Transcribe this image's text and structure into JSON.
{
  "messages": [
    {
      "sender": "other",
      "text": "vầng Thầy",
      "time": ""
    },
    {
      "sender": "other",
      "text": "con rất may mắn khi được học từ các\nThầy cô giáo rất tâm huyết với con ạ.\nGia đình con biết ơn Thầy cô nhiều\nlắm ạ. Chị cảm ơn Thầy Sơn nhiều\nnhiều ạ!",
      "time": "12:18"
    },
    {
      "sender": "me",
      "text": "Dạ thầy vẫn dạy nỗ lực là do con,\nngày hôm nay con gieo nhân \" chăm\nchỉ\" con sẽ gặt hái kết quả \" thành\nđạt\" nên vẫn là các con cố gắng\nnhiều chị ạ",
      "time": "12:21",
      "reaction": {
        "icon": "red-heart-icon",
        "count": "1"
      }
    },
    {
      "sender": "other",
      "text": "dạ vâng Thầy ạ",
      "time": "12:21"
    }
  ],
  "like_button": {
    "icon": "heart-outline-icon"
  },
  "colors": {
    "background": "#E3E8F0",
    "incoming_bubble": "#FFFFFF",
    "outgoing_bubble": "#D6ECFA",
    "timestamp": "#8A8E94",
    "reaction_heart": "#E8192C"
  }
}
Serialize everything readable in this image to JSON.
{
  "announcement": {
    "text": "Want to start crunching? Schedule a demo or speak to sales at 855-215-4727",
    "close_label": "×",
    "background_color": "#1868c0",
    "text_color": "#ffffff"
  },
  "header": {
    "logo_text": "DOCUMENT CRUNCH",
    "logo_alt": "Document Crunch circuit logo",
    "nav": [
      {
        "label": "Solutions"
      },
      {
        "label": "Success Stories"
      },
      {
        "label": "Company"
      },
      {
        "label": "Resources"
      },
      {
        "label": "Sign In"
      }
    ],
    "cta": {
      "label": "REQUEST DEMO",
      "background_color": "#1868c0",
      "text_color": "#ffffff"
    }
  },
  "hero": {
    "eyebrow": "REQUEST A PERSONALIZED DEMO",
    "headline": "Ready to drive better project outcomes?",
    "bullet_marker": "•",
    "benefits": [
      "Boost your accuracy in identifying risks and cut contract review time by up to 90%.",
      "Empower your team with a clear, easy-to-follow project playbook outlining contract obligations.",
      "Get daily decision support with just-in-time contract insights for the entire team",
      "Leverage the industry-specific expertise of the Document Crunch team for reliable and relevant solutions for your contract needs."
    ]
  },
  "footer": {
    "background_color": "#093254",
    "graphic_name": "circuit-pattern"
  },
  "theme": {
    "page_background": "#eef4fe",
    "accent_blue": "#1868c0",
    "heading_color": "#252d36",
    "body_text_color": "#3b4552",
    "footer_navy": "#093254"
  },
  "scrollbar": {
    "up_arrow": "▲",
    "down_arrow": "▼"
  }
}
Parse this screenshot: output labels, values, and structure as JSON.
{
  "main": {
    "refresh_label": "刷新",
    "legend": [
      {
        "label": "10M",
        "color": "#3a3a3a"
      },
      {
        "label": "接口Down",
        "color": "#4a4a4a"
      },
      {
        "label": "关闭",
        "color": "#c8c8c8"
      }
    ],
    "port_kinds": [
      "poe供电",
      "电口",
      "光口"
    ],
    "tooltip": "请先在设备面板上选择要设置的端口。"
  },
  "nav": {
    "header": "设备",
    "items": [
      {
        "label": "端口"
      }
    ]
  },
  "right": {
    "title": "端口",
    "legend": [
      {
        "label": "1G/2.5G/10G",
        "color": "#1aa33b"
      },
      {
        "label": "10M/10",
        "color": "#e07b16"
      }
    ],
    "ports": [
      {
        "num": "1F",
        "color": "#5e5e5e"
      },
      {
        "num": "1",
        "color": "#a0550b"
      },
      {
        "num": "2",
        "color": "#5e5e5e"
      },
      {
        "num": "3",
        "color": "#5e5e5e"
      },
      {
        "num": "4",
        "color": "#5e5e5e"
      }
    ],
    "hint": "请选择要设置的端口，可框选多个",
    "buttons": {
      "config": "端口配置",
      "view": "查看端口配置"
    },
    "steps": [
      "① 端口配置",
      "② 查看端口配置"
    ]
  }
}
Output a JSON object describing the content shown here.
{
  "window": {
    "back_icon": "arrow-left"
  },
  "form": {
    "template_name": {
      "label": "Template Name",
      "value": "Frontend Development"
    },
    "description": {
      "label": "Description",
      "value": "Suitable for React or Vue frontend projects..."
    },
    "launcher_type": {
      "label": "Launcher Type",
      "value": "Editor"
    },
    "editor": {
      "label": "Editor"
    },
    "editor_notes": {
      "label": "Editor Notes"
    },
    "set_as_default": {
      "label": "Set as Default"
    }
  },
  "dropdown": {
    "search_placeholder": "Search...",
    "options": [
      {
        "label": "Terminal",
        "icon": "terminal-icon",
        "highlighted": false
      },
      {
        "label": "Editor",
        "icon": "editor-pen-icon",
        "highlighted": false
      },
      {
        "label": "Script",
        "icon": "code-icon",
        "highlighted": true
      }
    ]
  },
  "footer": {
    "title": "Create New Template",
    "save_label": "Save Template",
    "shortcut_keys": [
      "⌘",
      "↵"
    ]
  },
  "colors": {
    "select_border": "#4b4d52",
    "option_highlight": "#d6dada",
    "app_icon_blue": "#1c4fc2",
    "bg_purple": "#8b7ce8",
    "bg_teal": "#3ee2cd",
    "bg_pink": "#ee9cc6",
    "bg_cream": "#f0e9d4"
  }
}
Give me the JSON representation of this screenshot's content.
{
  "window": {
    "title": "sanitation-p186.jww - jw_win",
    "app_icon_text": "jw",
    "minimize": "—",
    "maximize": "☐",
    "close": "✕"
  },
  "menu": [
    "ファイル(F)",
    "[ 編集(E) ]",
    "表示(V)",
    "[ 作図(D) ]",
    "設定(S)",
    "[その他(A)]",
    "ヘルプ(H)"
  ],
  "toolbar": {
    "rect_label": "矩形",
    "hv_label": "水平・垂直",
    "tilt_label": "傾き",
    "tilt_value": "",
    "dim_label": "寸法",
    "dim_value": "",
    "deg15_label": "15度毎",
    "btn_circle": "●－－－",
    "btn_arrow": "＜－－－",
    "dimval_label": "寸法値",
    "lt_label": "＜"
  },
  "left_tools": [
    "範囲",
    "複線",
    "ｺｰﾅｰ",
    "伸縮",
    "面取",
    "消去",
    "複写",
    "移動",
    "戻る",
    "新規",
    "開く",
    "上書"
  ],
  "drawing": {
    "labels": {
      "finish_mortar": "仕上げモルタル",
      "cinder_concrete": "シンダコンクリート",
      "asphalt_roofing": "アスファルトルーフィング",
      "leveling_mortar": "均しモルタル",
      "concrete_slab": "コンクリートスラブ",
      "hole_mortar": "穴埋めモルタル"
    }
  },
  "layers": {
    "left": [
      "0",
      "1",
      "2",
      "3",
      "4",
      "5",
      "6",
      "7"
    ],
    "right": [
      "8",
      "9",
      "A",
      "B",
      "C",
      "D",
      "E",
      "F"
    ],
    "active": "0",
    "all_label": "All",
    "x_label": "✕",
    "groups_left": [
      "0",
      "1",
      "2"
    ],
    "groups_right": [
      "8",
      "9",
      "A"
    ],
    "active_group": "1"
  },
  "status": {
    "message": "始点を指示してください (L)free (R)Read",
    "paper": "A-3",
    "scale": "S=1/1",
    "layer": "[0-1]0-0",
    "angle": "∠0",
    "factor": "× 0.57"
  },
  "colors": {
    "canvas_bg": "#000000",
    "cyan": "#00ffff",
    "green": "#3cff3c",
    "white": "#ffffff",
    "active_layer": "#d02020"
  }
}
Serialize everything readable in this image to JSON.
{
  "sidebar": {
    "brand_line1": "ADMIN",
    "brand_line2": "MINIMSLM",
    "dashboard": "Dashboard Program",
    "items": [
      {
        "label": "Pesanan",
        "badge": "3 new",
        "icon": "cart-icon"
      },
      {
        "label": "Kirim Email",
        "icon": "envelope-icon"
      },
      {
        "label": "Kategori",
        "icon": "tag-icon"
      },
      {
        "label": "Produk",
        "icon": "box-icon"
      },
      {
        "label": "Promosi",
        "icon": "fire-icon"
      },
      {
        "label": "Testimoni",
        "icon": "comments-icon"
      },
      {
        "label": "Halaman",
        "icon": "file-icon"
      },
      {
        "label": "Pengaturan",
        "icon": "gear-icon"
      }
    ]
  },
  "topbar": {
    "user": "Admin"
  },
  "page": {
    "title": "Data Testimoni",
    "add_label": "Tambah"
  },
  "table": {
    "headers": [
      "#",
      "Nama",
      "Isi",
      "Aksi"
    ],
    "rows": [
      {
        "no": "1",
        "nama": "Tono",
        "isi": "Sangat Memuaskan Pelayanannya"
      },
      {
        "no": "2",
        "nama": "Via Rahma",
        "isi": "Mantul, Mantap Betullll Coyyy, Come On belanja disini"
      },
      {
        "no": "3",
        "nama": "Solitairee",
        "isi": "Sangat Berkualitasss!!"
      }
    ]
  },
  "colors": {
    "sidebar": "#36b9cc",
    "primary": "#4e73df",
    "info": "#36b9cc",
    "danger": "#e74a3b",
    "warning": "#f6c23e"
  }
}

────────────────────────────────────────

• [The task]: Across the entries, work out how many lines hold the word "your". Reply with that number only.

• [Solution for this task]: 3